Fractal Interconnects for Neuro-Electronic Interfaces, Including Artificial Retinas


In conditions such as macular degeneration and retinitis pigmentosa, impaired vision is caused by a loss of function in the photoreceptor cells (the rods and cones), which lie within the retina at the back of the eye. However, the rest of the visual system, including the optic nerve and the visual processing centers in the brain, remain intact. If one can devise a viable work-around for the initial signal processing by the lost photoreceptors, one can replace the broken link in the system and restore vision. This is the aim of various researchers working on artificial retina implants.

A key piece of any artificial retina implant is the interface of an electronic signal with the neurons of the plexiform layer of the retina. Whether one uses fabricated photoreceptors placed within the retina itself (as in a subretinal implant) or in an external camera (as in an epiretinal implant), the crucial task of connecting the signal to the retina's processing neurons is an important step. Traditionally this connection is accomplished using an array of electrodes to send the signals to the neurons.

A University of Oregon and University of Canterbury research project aims to improve the traditional electrode connection to the neurons by using the novel technology of "fractal interconnects". The fractal interconnects will present a "biophilic" interface to the retinal neurons by mimicking nature's own processes. It is known, for example, that retinal neurons have a fractal dimension of D = 1.7 (roughly speaking, the fractal dimension characterizes the degree of branching of the neurons). By presenting the retinal neurons with a fractal interconnect with similar branching properties, the connectivity will be enhanced, signals will be better processed and sent on to the optic nerve, and an improved artificial retina will be achieved.

The fractal interconnects are constructed from a suitable conducting material on a nonconducting substrate and are connected to the underlying electrodes supplying the signal. This can be accomplished by taking advantage of a self-assembly process that favors the growth of fractal structures under certain conditions.
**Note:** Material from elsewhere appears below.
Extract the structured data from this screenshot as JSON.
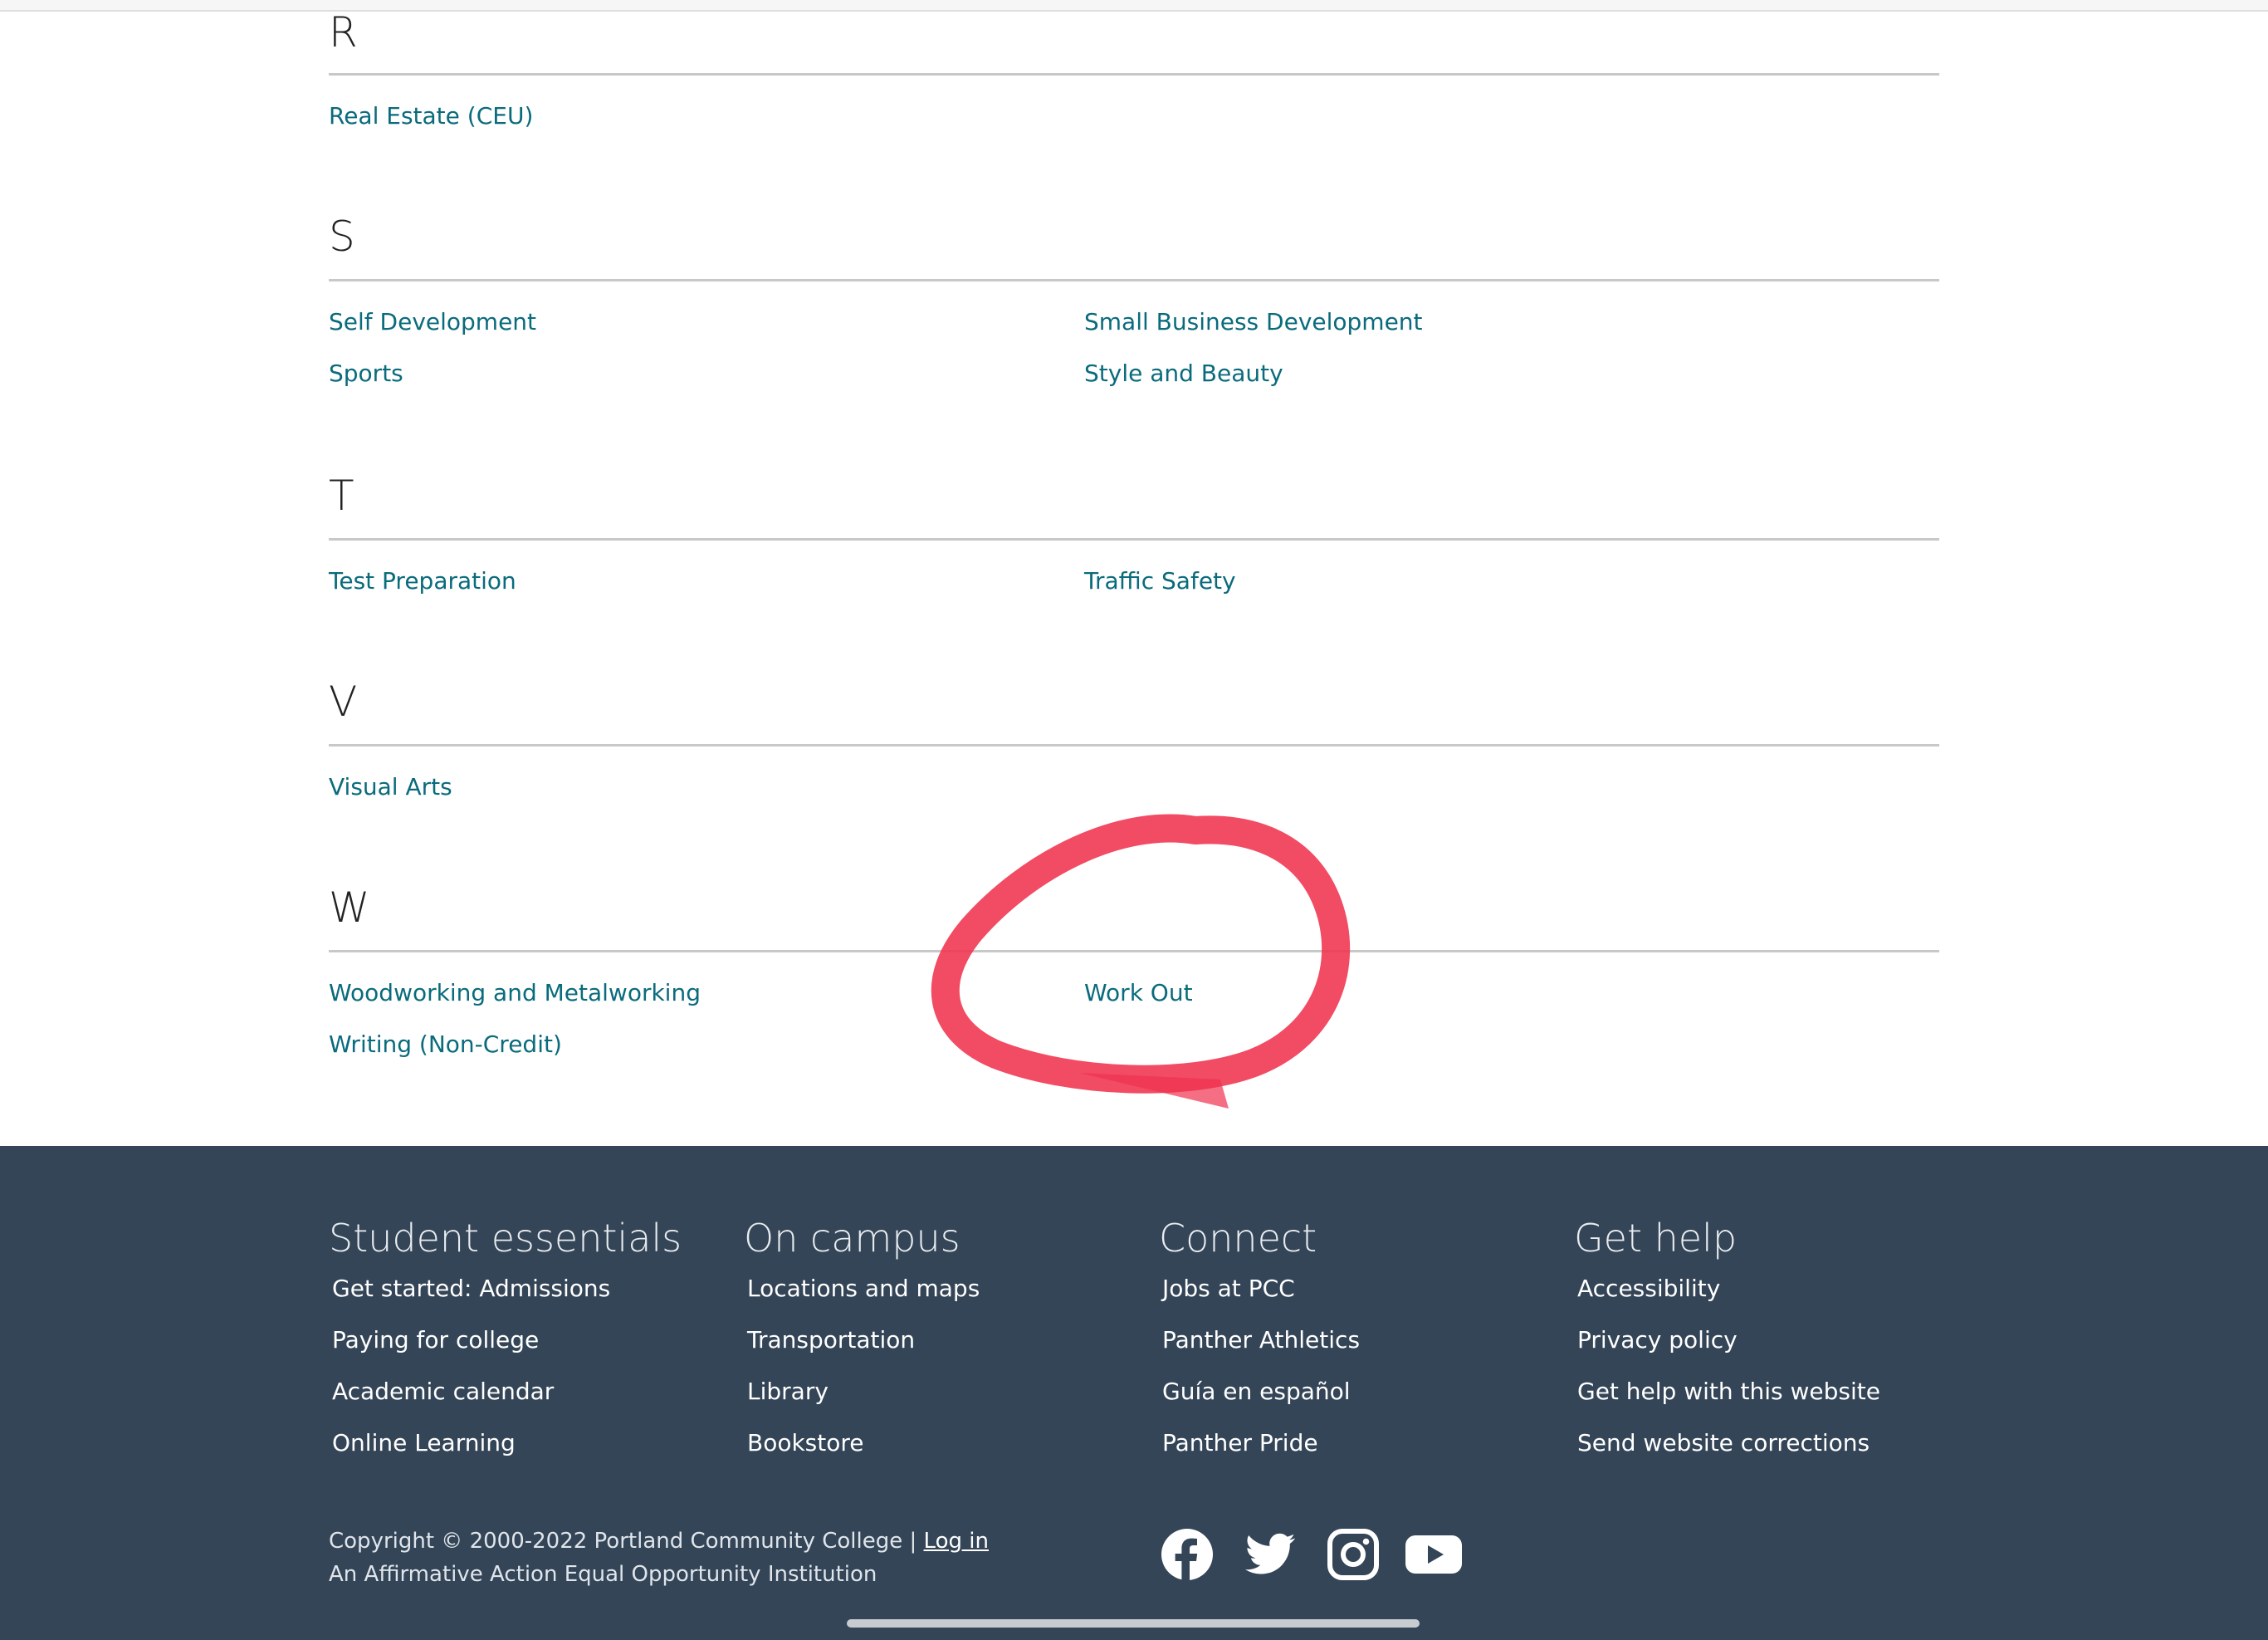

In the future, other methods such as nano-lithography may be possible, but the underlying mechanism of the biophilic fractal interconnects will remain the same—using an artificial branched structure to connect to a biological branched structure.
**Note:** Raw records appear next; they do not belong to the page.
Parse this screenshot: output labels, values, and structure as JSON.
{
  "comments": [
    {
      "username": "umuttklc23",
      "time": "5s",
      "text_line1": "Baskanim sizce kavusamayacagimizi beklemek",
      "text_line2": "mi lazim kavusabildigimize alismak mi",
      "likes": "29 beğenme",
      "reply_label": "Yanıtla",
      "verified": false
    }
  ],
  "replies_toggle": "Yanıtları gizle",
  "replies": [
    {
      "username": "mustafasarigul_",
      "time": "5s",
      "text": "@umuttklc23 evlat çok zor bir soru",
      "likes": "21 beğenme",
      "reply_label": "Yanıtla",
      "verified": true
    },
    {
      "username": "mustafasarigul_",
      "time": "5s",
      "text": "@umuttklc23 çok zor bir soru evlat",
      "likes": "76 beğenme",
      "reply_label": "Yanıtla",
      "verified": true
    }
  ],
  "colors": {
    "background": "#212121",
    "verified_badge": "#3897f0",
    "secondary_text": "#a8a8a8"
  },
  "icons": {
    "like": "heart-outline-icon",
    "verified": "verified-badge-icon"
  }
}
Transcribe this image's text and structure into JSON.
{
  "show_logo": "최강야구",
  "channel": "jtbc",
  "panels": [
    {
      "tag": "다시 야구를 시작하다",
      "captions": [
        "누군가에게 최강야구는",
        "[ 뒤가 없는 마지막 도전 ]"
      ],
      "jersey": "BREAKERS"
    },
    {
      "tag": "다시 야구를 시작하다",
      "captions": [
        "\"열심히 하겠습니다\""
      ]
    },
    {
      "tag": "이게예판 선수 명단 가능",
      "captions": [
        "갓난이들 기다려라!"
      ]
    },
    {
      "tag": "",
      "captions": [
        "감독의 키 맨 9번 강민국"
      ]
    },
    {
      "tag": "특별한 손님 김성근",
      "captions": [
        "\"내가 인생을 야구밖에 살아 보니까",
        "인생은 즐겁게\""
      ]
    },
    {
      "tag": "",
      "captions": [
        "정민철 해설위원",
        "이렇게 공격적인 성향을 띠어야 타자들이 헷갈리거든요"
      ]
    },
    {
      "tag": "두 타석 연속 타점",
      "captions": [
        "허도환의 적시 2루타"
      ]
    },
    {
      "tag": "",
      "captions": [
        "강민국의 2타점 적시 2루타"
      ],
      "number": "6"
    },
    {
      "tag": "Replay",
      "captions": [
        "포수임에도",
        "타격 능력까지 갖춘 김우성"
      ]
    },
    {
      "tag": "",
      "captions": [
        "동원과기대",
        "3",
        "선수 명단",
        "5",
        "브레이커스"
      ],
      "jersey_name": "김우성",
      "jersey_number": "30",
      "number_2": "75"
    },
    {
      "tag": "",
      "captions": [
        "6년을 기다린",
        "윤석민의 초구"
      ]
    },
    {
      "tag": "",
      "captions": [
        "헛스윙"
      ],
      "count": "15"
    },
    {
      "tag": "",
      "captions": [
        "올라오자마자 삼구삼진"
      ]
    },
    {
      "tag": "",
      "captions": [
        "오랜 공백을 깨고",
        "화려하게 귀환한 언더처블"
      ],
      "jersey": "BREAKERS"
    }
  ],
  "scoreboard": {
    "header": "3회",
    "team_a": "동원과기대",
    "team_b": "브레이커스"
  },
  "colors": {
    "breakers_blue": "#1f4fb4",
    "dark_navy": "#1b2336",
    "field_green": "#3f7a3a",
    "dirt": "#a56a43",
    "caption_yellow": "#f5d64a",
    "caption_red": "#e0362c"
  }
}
The fractal interconnects have a variety of other applications as well, ranging from improving in vitro connections to neurons in petri dishes, to reestablishing deteriorated connections between different regions of the brain.

U.S. Patent No. 9,079,017
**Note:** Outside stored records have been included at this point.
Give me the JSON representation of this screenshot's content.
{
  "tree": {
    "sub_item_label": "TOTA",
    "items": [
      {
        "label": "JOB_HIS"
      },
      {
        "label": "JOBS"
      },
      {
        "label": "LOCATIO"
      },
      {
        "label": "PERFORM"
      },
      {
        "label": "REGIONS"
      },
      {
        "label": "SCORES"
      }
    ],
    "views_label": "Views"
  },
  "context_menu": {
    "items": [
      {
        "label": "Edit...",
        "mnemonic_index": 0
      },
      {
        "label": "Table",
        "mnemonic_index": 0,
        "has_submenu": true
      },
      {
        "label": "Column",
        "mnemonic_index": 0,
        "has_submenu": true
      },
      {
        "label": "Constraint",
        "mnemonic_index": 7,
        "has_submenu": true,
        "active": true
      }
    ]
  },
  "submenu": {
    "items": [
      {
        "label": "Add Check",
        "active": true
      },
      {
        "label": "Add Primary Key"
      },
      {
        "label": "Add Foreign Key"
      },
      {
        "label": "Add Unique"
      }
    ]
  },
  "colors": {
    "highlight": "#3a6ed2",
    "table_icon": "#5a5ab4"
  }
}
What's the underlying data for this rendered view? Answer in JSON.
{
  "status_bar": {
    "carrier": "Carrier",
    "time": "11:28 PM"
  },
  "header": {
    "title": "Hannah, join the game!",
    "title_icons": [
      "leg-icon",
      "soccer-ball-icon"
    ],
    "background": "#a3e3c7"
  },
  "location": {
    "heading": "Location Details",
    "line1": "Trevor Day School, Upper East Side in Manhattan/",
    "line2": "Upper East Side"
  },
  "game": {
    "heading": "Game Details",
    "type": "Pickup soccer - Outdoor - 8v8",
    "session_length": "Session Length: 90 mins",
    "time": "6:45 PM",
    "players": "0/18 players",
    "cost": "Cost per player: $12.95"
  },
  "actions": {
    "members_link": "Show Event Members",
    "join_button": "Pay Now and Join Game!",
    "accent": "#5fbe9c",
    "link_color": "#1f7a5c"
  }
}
Patent Information:
For Information, Contact:
Jim Deane
University of Oregon
Richard Taylor
Simon Brown
Rick Montgomery
Devices - Medical
Nanoscience & Microtechnologies